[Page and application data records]
+===+
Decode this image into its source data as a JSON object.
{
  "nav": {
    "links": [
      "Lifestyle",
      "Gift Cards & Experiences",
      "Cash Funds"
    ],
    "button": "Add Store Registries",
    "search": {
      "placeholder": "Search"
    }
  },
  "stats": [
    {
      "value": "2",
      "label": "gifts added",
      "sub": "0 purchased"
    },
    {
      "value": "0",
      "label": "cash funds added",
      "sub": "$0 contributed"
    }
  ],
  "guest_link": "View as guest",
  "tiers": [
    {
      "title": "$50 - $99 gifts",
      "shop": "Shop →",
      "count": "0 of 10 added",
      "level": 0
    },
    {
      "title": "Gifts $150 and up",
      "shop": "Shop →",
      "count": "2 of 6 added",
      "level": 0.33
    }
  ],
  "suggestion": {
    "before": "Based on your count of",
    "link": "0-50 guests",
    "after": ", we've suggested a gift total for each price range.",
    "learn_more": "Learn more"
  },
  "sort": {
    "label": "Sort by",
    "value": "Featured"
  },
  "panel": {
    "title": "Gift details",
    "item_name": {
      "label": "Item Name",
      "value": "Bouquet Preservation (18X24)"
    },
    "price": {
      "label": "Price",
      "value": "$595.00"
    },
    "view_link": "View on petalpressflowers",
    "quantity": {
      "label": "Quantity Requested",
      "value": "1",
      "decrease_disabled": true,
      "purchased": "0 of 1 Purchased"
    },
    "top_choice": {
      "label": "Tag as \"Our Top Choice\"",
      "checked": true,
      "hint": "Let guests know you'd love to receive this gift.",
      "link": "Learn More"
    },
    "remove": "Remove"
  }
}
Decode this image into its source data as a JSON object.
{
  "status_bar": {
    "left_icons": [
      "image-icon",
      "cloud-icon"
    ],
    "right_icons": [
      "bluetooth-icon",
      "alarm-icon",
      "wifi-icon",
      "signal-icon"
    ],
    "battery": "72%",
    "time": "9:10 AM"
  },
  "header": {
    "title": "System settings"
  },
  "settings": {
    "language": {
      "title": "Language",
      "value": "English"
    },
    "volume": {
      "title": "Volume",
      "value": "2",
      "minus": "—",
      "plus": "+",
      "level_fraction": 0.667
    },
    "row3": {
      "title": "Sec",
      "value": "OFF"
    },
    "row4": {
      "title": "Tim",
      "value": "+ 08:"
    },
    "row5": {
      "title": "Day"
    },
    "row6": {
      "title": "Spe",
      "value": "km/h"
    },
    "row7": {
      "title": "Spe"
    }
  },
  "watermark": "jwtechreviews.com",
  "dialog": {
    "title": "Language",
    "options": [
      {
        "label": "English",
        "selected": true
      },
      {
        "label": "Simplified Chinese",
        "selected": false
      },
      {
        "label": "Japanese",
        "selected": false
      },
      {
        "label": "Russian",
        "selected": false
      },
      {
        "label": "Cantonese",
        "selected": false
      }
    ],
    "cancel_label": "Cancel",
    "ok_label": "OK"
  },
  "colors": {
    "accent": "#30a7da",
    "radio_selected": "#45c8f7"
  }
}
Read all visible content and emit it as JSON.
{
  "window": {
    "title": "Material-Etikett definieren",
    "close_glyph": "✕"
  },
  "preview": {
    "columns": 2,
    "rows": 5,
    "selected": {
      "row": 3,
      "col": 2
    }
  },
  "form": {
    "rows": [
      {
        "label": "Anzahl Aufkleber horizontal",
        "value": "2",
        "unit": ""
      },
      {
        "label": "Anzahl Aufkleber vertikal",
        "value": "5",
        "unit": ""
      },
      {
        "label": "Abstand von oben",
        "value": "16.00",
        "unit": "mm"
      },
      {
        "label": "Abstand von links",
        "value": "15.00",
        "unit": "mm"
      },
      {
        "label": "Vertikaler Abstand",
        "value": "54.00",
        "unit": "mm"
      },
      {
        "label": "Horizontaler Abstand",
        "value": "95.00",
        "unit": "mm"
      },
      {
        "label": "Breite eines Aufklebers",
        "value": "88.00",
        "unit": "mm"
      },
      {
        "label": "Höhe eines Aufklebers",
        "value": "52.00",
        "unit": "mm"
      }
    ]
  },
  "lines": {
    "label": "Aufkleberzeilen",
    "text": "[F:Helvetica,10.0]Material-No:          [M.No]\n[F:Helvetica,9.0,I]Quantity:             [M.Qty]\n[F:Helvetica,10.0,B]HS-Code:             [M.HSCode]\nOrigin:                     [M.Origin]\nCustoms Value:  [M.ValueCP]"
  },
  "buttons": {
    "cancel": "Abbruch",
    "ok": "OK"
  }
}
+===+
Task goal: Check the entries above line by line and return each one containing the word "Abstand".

Your solution:
        "label": "Abstand von oben",
        "label": "Abstand von links",
        "label": "Vertikaler Abstand",
        "label": "Horizontaler Abstand",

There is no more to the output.